» Material for the task

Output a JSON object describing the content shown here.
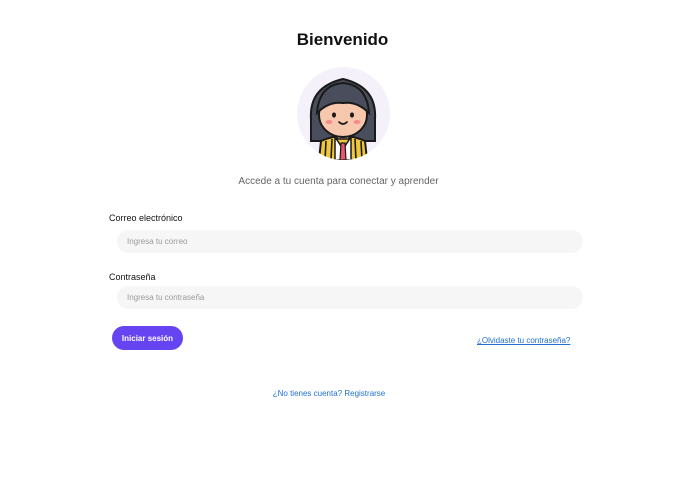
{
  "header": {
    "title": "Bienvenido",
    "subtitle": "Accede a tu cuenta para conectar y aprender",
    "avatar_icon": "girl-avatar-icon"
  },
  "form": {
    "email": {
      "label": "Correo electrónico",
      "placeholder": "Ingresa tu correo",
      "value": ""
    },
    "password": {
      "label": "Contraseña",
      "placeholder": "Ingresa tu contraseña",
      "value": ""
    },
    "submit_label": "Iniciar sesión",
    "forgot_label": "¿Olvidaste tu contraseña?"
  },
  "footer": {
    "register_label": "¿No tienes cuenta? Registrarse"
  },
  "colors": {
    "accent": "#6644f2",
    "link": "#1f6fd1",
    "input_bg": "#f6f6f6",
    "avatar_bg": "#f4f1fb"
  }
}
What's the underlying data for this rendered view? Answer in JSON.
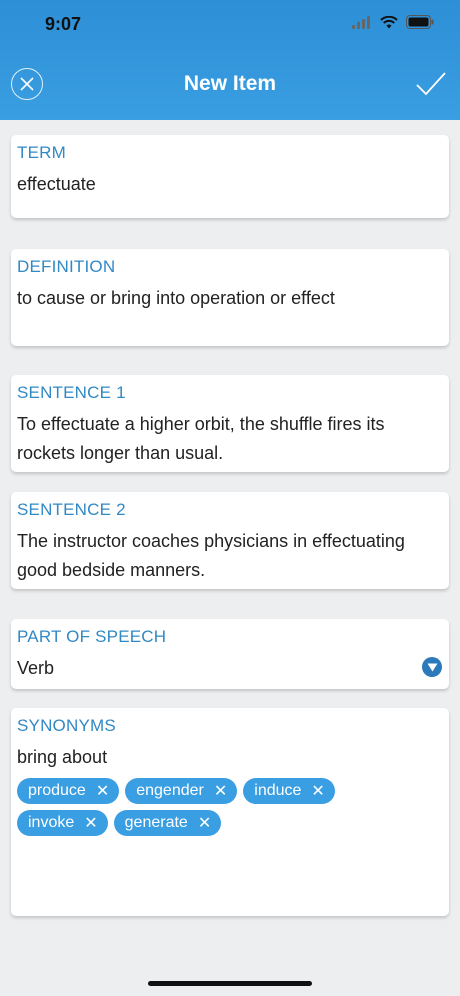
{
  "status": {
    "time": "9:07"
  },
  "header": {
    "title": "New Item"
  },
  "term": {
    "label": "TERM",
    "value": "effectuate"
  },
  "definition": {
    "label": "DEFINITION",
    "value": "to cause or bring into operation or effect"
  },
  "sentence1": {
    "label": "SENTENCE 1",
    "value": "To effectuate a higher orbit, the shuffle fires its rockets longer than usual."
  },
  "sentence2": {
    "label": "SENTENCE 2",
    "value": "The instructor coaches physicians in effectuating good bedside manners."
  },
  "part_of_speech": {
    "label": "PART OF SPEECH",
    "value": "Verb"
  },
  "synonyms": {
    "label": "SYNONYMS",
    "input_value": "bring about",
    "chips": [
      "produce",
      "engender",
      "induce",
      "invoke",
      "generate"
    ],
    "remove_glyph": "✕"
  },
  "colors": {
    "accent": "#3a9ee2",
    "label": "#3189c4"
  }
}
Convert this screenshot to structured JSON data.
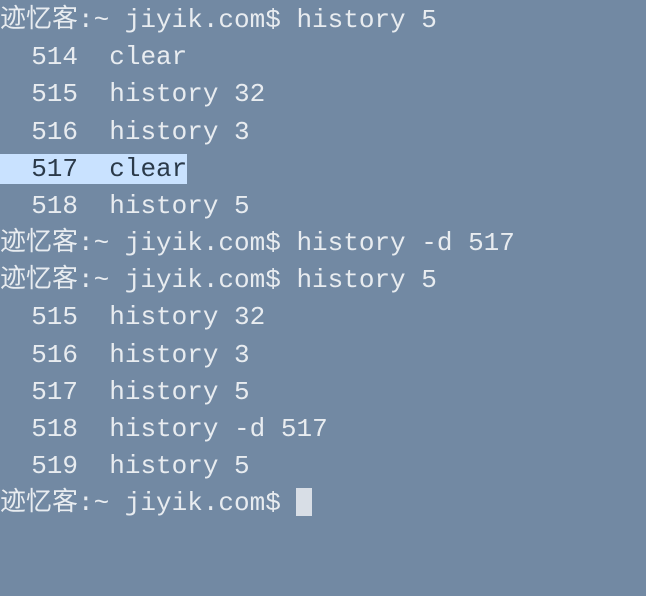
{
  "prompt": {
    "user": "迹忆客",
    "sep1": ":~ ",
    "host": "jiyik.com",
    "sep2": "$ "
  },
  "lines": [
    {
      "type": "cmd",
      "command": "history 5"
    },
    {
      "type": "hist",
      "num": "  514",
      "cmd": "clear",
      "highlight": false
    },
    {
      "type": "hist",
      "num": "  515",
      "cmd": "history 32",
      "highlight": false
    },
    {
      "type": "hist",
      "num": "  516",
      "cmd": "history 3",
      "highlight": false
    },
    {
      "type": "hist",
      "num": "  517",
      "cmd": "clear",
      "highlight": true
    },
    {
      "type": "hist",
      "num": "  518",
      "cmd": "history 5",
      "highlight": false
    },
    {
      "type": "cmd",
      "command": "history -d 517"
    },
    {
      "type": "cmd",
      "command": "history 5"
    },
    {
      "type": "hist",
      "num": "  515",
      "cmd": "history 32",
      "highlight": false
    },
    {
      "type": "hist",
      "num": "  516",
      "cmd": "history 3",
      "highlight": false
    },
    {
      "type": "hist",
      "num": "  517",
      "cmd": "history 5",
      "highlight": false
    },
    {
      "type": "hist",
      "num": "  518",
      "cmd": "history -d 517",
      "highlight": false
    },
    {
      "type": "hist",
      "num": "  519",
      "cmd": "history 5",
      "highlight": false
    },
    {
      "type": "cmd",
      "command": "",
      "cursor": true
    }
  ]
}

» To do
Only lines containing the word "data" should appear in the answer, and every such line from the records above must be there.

» Result of the exercise
What's the underlying data for this rendered view? Answer in JSON.
Convert this screenshot to structured JSON data.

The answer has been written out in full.